WHAT NEEDS TO BE DONE:
Here is a block of records. Copy every line in it that includes "Produtos".
---
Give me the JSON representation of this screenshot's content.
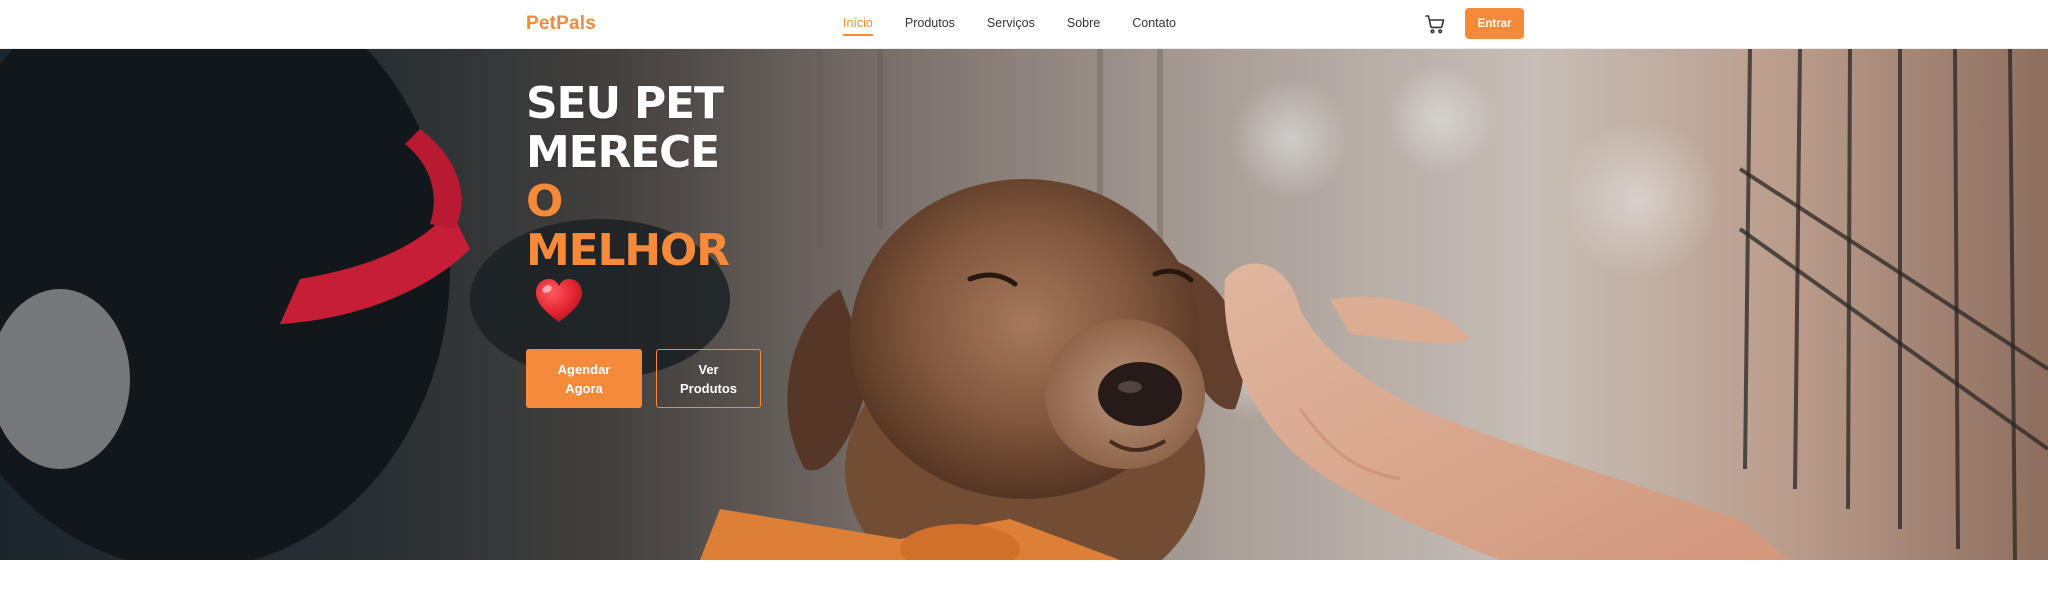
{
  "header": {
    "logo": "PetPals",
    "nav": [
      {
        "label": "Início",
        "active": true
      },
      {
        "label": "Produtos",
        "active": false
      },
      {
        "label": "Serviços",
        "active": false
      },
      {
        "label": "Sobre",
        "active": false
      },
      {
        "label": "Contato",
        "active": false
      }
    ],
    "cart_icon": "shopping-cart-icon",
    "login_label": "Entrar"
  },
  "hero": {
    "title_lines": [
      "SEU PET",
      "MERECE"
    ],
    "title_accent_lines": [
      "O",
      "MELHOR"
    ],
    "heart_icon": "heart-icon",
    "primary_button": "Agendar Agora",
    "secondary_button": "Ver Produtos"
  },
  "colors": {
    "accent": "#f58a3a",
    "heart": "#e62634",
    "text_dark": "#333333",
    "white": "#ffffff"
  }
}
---
SOLUTION TO THIS TASK:
        "label": "Produtos",
    "secondary_button": "Ver Produtos"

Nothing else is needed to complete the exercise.